A theme throughout the practice was “moving with respect”. On the yoga mat, respecting our body and the limits of our flexibility on any given day are key elements of practising that non-violence in the context of our relationship with ourselves. If we do not have that respect, then we criticise and judge and focus on perceived imperfections, either in how we hold a particular pose or in our body itself. I say “we” here, but obviously I can’t speak for every yoga practitioner. Personally, I find that cultivating that mindset of respect and acceptance starts to shift the direction of my thoughts from their standard negative, critical track.

Physically, this practice wasn’t hugely challenging, but I don’t think every practice has to be. I did miss a common feature of Adriene’s practices, in that she will often incorporate one or more pauses in Child’s Pose to allow the effects of the practice so far to sink in, so I paused this video halfway through for a few moments. I also very much appreciated the relatively long and meditative Savasana at the end.

The aim for the rest of the week is to take this concept of ahimsa and try to apply it both on the mat, in terms of cultivating respect while I practice, and off the mat, in terms of how I talk to and treat myself and how I interact with others. There are also various aspects of ahimsa which I think require a little more thought. Does practising ahimsa absolutely require at the least a vegetarian lifestyle (as Bryant and the commentators he cites insist)? Just how much do I instinctively disagree with the apparent karmic aspects of the concept? How do we reconcile practising ahimsa with taking the required strong stand against the ever-more prevalent hatred and intolerance in the world?

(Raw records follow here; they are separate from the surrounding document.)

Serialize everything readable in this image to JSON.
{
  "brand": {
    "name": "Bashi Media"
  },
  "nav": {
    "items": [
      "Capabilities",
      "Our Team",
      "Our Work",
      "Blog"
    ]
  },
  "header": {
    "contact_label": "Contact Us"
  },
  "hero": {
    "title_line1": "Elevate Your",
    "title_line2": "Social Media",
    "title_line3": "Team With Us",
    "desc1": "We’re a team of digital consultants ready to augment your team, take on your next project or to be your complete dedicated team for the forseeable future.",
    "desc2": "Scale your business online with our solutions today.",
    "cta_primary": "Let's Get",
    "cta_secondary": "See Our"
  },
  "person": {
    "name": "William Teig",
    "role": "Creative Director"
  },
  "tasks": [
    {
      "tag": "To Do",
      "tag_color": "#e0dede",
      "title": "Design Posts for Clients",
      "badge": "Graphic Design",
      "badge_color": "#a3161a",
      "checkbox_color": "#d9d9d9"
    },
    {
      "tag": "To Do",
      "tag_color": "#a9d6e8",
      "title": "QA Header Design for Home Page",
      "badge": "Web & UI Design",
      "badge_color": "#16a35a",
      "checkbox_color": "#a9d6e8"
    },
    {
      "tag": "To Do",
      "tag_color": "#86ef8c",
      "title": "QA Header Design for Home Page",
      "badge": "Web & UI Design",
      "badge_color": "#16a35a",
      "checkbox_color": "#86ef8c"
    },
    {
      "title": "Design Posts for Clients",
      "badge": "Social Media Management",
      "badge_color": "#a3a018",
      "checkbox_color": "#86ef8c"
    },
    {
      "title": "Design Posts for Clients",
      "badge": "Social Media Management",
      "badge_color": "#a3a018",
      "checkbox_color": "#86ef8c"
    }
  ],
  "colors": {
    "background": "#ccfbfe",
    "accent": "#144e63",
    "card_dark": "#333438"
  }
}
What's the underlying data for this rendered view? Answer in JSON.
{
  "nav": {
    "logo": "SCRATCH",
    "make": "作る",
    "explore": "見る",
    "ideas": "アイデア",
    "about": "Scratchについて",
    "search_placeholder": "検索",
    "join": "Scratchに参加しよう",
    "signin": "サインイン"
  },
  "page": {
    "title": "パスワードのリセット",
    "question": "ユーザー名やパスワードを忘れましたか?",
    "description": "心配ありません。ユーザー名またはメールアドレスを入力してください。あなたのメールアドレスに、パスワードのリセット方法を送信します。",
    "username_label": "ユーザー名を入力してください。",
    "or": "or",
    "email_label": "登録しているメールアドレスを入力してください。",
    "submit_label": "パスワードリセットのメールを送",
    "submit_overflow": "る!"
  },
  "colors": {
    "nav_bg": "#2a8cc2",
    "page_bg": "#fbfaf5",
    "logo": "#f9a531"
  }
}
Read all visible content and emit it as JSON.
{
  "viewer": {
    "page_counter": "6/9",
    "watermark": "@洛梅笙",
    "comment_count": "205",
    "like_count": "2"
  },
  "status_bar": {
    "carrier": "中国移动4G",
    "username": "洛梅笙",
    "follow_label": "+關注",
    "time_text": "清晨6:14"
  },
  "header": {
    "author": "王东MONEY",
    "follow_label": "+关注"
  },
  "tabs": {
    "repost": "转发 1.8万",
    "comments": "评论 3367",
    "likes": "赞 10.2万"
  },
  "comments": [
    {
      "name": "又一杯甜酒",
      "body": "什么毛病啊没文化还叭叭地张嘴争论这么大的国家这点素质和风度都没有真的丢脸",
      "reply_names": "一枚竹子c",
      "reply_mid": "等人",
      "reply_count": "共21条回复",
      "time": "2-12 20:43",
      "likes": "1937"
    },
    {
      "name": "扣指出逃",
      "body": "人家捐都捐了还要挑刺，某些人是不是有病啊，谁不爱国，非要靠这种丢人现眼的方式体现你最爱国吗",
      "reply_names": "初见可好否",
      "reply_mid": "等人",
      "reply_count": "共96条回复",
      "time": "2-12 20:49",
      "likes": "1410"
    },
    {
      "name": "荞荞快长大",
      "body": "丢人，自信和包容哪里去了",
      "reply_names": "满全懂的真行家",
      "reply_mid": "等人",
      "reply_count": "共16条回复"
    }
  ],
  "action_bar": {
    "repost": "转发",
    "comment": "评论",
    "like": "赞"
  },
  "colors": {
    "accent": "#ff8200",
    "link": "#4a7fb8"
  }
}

I hope to have some vaguely articulate thoughts on these questions over the course of the next seven days.